Living with an illness that limits the foods she can eat renders journalist Debbie Galant an expert on Crohn’s, the chronic inflammatory bowel disease that sends her to the hospital periodically to clear out an obstruction.
She’s like any of your customers seeking to spread these emergency visits as far apart as possible while enjoying a high quality of life.“The main thing is I can’t eat anything hard,” Galant says. “So, no popcorn, raw carrots, raw celery or nuts. I’m really not supposed to eat cooked corn either — but sometimes I do.
I find if I eat too much, I can get a bowel obstruction. My bowel resection surgery was a little more than 30 years ago, and the scar tissue from that is like a pipe that’s corroded. It’s basic plumbing.“I wish I could eat nuts,” she adds. “Instead, I scoop a spoon of various nut butters: peanut, cashew, almond or sunbutter.
”Each Person Is DifferentCrohn’s is considered an Inflammatory Bowel Disease (IBD) and what triggers a flare up varies from person to person. With Crohn’s, inflammation can develop anywhere in the GI tract — from the mouth to the anus — although it most commonly occurs at the end of the small intestine.According to the Crohn’s & Colitis Foundation of America (CCFA), about 67% of people with Crohn’s in remission will suffer at least one recurrence within five years (1).Another IBD is ulcerative colitis (UC), which is limited to the large intestine — the rectum and colon. Some of the main foods doctors advise people with UC to stay away from are caffeine, alcohol, dairy, carbonated beverages, and foods high in fiber. Some people with IBD can eat onions, while others cannot.
About 30% of people in remission will experience a relapse in the next year, CCFA estimates (1).Neither Crohn’s nor UC is curable, but eating the right foods and avoiding others can help stem repeat hospital visits.Meanwhile, Irritable Bowel Syndrome, which goes by the name IBS, is something that can be managed with diet. Having IBS symptoms once doesn’t mean they will happen again. IBS can be caused by stress, foods or hormones. The role of food in certain allergies or intolerances is not yet fully understood, but among the foods implicated for IBS are chocolate, spices, fats, fruits, beans, cabbage, cauliflower, broccoli, milk, carbonated beverages and alcohol (2).

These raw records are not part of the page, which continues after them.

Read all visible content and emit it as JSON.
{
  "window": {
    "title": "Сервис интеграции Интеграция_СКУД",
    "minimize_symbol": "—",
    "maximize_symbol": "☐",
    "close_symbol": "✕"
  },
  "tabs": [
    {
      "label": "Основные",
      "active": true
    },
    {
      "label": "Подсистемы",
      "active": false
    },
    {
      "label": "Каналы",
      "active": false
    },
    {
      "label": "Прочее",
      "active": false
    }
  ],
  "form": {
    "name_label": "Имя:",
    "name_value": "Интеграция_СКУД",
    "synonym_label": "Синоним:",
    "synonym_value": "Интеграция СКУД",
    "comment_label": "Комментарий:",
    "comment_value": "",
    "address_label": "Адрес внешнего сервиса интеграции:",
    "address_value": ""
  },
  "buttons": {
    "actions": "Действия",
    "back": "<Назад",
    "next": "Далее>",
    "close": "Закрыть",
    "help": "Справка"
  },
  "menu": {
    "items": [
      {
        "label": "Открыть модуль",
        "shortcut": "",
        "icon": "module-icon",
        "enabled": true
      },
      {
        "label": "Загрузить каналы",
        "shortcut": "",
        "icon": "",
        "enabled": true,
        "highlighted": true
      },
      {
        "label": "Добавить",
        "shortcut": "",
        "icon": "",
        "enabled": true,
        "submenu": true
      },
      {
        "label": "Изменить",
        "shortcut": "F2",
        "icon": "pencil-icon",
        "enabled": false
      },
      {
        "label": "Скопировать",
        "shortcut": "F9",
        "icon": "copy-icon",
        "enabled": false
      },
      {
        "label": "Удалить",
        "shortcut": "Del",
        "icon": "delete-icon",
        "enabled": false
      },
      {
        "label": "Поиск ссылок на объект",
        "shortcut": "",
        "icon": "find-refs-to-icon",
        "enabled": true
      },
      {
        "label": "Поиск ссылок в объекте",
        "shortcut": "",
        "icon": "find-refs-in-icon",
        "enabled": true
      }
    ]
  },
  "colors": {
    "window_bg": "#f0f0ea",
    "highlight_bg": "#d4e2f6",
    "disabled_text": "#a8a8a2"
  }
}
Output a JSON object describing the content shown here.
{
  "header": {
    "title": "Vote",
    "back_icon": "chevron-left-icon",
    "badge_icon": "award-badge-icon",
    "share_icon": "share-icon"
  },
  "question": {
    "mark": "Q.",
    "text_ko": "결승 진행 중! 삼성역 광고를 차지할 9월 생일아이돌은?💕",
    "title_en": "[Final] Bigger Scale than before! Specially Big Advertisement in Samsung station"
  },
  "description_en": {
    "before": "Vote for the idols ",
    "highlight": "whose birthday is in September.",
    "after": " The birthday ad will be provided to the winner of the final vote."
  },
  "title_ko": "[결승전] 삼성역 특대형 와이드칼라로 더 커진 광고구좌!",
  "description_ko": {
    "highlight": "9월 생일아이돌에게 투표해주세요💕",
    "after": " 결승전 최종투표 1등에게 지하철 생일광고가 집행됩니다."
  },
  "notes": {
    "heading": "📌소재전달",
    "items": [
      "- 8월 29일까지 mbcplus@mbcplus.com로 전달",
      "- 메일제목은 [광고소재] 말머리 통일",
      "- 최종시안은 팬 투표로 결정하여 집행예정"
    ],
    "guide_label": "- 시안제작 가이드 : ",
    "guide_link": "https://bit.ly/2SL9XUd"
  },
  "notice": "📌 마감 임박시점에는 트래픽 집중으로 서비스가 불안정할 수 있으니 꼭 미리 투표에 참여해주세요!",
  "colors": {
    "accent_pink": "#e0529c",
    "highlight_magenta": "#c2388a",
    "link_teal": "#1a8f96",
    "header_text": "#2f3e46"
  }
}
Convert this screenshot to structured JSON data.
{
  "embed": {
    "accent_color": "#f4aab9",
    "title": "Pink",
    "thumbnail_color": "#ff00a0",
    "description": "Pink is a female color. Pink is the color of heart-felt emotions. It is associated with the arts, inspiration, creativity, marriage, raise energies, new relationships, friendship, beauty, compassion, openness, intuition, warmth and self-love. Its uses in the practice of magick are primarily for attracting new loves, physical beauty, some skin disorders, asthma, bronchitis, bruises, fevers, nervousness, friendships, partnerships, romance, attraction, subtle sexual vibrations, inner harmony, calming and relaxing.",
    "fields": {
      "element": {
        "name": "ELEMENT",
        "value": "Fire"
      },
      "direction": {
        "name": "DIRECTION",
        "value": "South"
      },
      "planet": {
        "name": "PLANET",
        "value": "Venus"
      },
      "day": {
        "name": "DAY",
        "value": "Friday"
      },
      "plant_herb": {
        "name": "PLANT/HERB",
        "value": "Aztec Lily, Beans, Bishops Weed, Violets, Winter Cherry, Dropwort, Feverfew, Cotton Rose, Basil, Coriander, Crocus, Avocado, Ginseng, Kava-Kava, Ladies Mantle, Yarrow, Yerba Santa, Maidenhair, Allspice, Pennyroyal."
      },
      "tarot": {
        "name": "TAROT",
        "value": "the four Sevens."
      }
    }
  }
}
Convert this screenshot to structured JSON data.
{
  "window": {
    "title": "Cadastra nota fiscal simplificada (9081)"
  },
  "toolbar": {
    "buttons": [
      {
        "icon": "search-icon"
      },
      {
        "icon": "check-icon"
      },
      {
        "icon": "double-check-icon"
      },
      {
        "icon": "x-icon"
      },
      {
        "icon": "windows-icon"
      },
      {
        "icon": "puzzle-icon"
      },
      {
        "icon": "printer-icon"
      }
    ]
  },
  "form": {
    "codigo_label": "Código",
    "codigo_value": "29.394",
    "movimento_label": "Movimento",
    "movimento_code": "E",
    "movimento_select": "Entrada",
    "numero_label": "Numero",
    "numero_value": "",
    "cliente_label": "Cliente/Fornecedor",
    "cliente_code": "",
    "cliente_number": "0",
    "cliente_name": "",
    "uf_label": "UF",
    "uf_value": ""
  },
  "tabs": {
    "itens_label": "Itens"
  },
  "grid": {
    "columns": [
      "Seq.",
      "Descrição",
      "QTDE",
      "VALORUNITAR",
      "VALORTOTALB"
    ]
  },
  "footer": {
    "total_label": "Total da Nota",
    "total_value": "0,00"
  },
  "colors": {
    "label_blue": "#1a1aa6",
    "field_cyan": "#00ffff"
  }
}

Celiac disease is an autoimmune disorder where ingestion of gluten damages the small intestine. According to the Celiac Disease Foundation, “When people with celiac disease eat gluten (a protein found in wheat, rye and barley), their body mounts an immune response that attacks the small intestine. These attacks lead to damage on the villi, small fingerlike projections that line the small intestine, that promote nutrient absorption. When the villi get damaged, nutrients cannot be absorbed properly into the body” (3).Celiac disease is hereditary, meaning that it runs in families. People with a first-degree relative with celiac disease (parent, child, sibling) have a 1 in 10 risk of developing celiac disease (3). People living gluten-free must avoid foods with wheat, rye and barley, such as bread and beer. Ingesting the tiniest amounts of gluten, like crumbs from a cutting board or toaster, can trigger the immune response.
People affected with an IBD will typically sort out what bothers them by using a food and symptom journal when first diagnosed. A food that didn’t affect them before may start to bother them down the road.Food sensitivities can develop at any age, and some can be reversed if the right steps are taken, says WholeFoods columnist and nutrition expert Jaqui Karr, CGP, CSN, CVD. While the words “sensitivity” and “allergy” are often used interchangeably, that’s a mistake. Sensitivity usually relates to the digestive system while allergy relates to the immune system.“The body is designed for variety,” Karr says. “Don’t eat the same food every day. That’s one way allergies develop.”“People with food sensitivities usually try to avoid foods that cause discomfort but may ‘cheat’ once in a while knowing they may experience some issues,” says Dave Rosenberg, food category manager, NOW Foods, Bloomingdale, IL. “On the other hand, people with a food disease or food intolerance such as a celiac, who have an autoimmune reaction when gluten is consumed, need to avoid specific foods or the repercussions can be more serious. Depending on the severity of their intolerance, they may experience dramatic allergic reactions, abdominal pain, nausea, diarrhea, constipation or even life-threatening reactions.”“A food allergy triggers an immune response, meaning your immune system mistakes the food for something harmful and attacks it,” says Anne Laraway, senior VP of business development and innovation at Happy Family, New York. “It usually happens every time you eat the food, comes on suddenly and can be life threatening.”“There are no absolutes for universally safe foods for sensitive digestive systems because once the system
Source: Foods for Sensitive Diets | Whole Foods Magazine